Paris Classification of Pediatric Crohn’s Disease

A recent study described the phenotypic results of a prospective, web-based registry of new-onset pediatric inflammatory bowel disease (IBD) in 17 European countries and Israel (Inflamm Bowel Dis 2013; 19: 378-85).

The EUROKIDS Registry included 582 pediatric Crohn’s Disease (CD) patients classified according to Paris classification:

  • 16% with L1 involvement of the terminal ileum only
  • 27% with L2 colonic involvement only (more common in younger children)
  • 53% with L3 involvement of the ileum and colon
  • 4% with L4 isolated upper GI disease.  Upper tract disease can be further subdivided into L4A esophagogastric disease and L4B jejunal/proximal ileal disease.
  • *Upper GI disease can coexist with L1, L2 or L3.  In this study, 34 (6%) had esophageal involvement, 102 (18%) had gastric involvement, and 100 (17%) had duodenal involvement.
  • In this study, 165 of the 507 patients did not undergo small bowel imaging. Of those who did, 64% had small bowel follow-through, 38% had MRI, 6% CT, and 5% video capsule.

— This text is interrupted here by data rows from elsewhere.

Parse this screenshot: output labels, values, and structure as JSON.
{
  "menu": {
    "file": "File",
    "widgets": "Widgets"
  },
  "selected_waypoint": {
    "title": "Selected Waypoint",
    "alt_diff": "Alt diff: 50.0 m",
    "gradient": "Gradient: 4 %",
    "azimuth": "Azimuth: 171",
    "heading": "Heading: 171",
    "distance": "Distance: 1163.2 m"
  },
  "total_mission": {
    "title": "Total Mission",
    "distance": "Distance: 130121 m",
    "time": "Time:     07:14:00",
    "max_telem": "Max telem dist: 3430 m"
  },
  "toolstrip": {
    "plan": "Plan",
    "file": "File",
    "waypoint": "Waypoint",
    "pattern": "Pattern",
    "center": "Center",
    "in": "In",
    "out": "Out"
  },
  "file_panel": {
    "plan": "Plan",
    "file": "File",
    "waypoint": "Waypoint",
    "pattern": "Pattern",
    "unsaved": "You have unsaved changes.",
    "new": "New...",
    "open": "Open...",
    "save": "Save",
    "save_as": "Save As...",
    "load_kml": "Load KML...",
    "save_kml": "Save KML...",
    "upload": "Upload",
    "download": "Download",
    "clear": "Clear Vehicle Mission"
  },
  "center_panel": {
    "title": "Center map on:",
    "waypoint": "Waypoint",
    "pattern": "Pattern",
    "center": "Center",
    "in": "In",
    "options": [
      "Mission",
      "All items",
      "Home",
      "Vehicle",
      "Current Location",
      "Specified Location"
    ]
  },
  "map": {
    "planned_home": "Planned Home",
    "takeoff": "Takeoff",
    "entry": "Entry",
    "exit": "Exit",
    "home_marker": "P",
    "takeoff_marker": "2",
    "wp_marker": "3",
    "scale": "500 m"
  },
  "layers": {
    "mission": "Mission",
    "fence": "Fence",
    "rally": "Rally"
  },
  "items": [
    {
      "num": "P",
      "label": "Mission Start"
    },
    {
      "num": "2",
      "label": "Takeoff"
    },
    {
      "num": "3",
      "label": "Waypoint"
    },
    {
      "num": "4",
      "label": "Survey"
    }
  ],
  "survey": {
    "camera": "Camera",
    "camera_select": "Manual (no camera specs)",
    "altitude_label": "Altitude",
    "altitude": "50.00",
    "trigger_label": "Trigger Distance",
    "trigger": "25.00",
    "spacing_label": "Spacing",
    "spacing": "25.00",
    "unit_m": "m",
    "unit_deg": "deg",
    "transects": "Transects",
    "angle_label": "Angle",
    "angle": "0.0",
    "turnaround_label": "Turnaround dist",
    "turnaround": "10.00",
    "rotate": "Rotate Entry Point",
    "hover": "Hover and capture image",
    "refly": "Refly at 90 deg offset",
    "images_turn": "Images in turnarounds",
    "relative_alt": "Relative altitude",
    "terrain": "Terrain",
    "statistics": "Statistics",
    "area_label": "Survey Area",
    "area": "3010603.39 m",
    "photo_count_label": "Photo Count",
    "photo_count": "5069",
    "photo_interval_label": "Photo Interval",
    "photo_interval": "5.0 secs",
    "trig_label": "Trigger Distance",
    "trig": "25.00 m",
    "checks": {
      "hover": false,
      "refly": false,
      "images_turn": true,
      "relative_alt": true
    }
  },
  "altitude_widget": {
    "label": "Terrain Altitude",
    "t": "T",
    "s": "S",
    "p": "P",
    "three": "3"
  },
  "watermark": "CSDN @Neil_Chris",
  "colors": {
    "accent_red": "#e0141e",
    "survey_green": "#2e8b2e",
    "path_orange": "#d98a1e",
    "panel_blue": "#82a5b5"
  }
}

Other findings:

  • Perianal disease (e.g.. fistula or abscess) noted in 9% at diagnosis.
  • Granulomas were found in 43% of patients who had biopsies from at least 10 segments of the GI tract
  • 82% of CD patients had nonstricturing, nonpenetrating disease (B1), 12% had stricturing disease (B2) and 5% had penetrating disease (B3).  2% had both stricturing and penetrating disease.
  • Extraintestinal manifestations were seen in 20% of the study population.
  • The authors estimated that the diagnostic yield of upper endoscopy  in the workup for pediatric IBD was  7.5% and for intubation of the ileum/ileoscopy 13%.

Study limitations included a selection bias of centers and pediatric gastroenterologists with a special interest in IBD.  Also, in this registry, older adolescents are underrepresented. In about one-third of the centers, patients older than 15 years are seen primarily by adult gastroenterologists.